--- Extracted material ---

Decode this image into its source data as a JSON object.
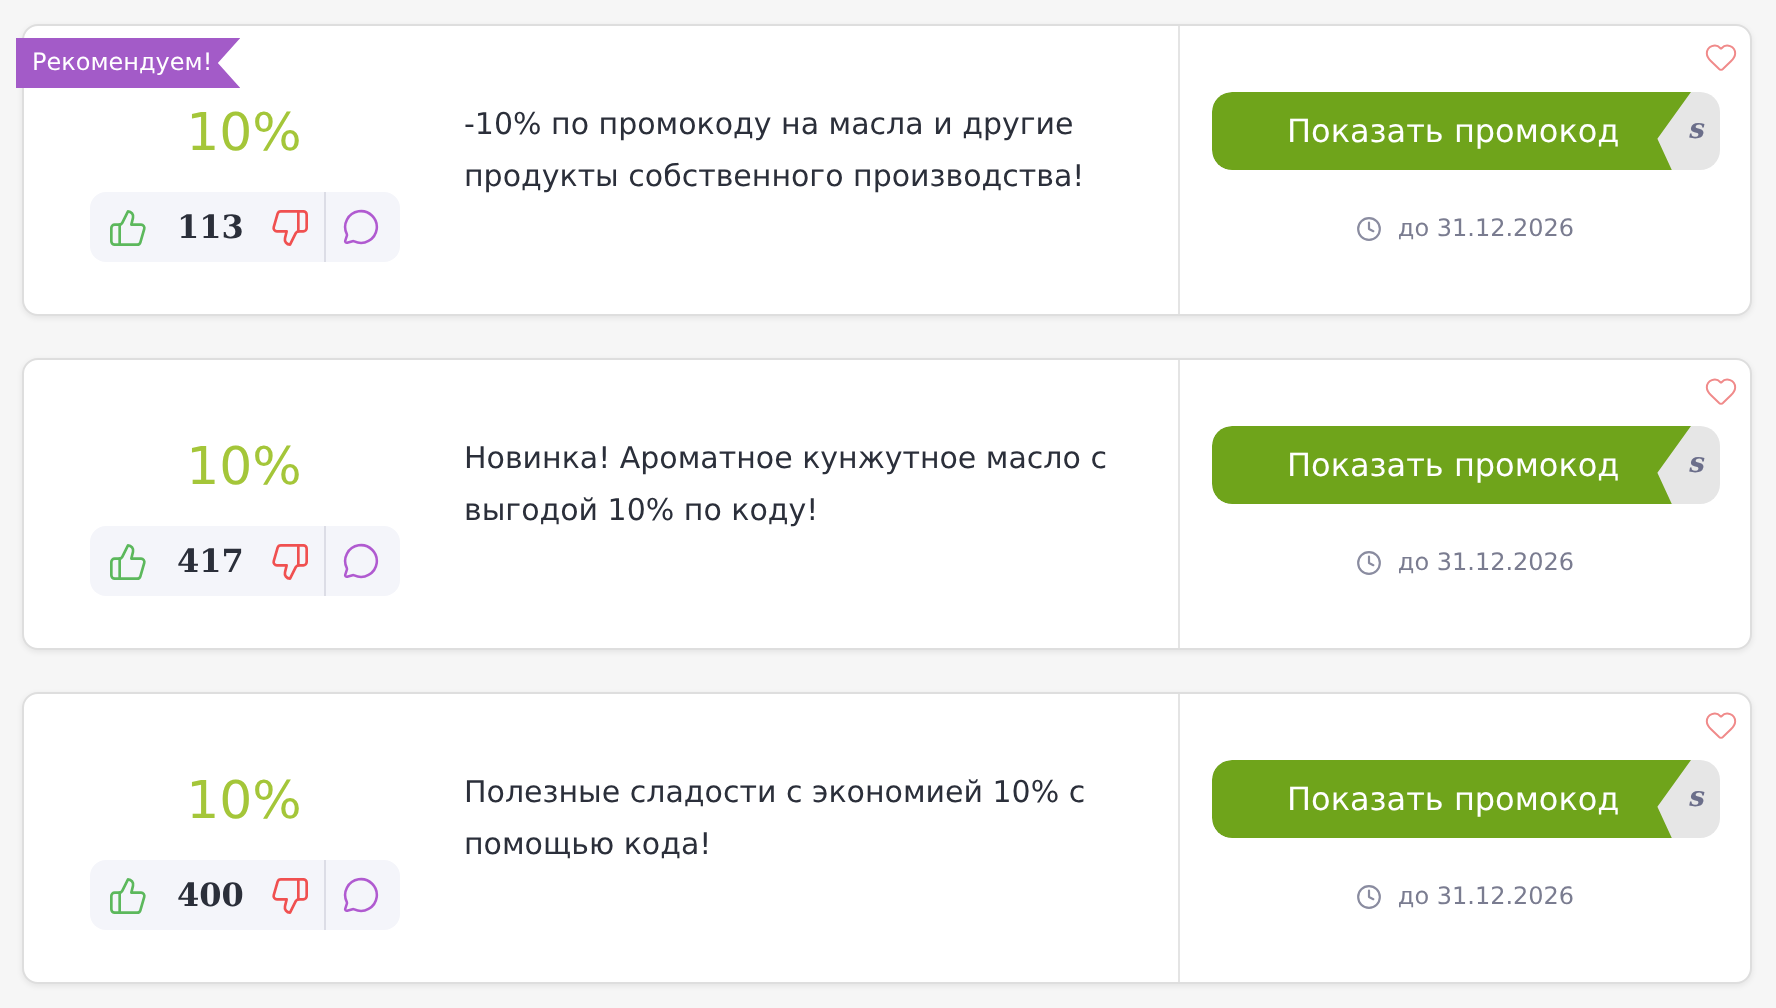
{
  "offers": [
    {
      "badge": "Рекомендуем!",
      "discount": "10%",
      "likes": "113",
      "description": "-10% по промокоду на масла и другие продукты собственного производства!",
      "button": "Показать промокод",
      "code_hint": "s",
      "expiry": "до 31.12.2026"
    },
    {
      "discount": "10%",
      "likes": "417",
      "description": "Новинка! Ароматное кунжутное масло с выгодой 10% по коду!",
      "button": "Показать промокод",
      "code_hint": "s",
      "expiry": "до 31.12.2026"
    },
    {
      "discount": "10%",
      "likes": "400",
      "description": "Полезные сладости с экономией 10% с помощью кода!",
      "button": "Показать промокод",
      "code_hint": "s",
      "expiry": "до 31.12.2026"
    }
  ]
}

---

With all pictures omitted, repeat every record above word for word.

- _Answer to this problem_:
Decode this image into its source data as a JSON object.
{
  "offers": [
    {
      "badge": "Рекомендуем!",
      "discount": "10%",
      "likes": "113",
      "description": "-10% по промокоду на масла и другие продукты собственного производства!",
      "button": "Показать промокод",
      "code_hint": "s",
      "expiry": "до 31.12.2026"
    },
    {
      "discount": "10%",
      "likes": "417",
      "description": "Новинка! Ароматное кунжутное масло с выгодой 10% по коду!",
      "button": "Показать промокод",
      "code_hint": "s",
      "expiry": "до 31.12.2026"
    },
    {
      "discount": "10%",
      "likes": "400",
      "description": "Полезные сладости с экономией 10% с помощью кода!",
      "button": "Показать промокод",
      "code_hint": "s",
      "expiry": "до 31.12.2026"
    }
  ]
}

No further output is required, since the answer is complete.